The jury is out in the property management world on whether or not it’s a good idea to allow tenants to sublease your property. This is for good reason as subleasing comes with many complexities regarding maintenance requests, property access and reliability of tenants. As a landlord, you get the final say on whether or not to allow subleases.
Here are the pros and cons of subleasing:
One of the primary benefits that can come from allowing tenants to sublease is decreased vacancy rates. This means you don’t have to waste time finding new tenants in a scramble. While you may not know who is taking over the lease, if you have a quality tenant they are likely to find a responsible replacement. Additionally, this will keep your quality tenant on a lease and give you a chance at renewal if they’re just gone for a short time and not moving out of state.
Generally, subleases are set up so that you will still get rent payments from your tenant. This results in what should be an imperceptible change to you as the landlord. Maintenance requests are still generally managed by the original tenant as well. In the right scenario, you should hardly notice there’s a new tenant temporarily occupying the unit.

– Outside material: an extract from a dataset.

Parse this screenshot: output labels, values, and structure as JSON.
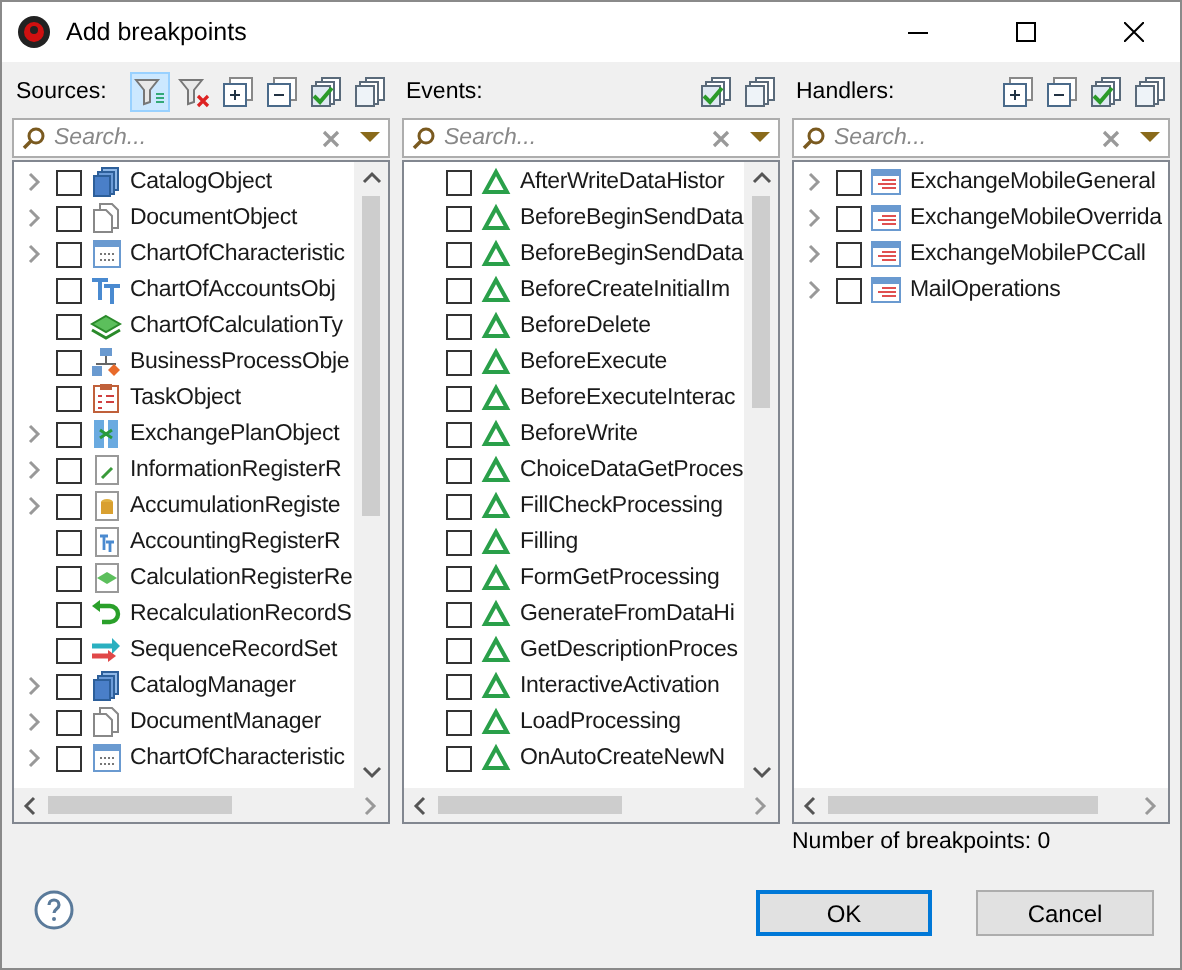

Having to replace a tenant is a huge time suck. From managing your advertising to running background checks the process quickly can take over your workday. Allowing your tenants to use a sublease saves you the time and headache of replacing a tenant. However, you may still want to require an application and background check to keep yourself protected.
Depending on your standard process, a background check may or may not be required for a sublessor. If you choose to allow subleases, it’s recommended to keep the security of your property and bank account. The original tenant is the responsible party for rent, if the sublessor doesn’t pay them and leaves them unable to pay, you may have to serve an eviction notice. You also want to protect yourself from having to empty your pockets for repairs or cleaning after the sublessor moves out.
Allowing tenants to bring in a sublessor puts you at risk of creating a bad environment in your property. There are frequent noise complaints for short-term tenants. This type of environment could result in your tenants moving out which would negatively impact your bottom long. As we state before, short-term tenants are more prone to treat your unit poorly and leave you with a hassle and cost of repairs and clean up.
Potential legal issues
Taking legal action or proving fault against a sublessor is a challenge, as you are not technically their landlord. The potential for legal issues increases when you bring a third party into the mix, especially when you may not have a say over who they are. With a risk of having to issue a double eviction (to both the original tenant and sublessor) or fighting to prove fault and recoup costs in the event of property damage the risks are high.
Overall, subleasing can work in your favor if you structure your lease agreement correctly. If you’re ready to hire a property manager to manage these situations, contact us today!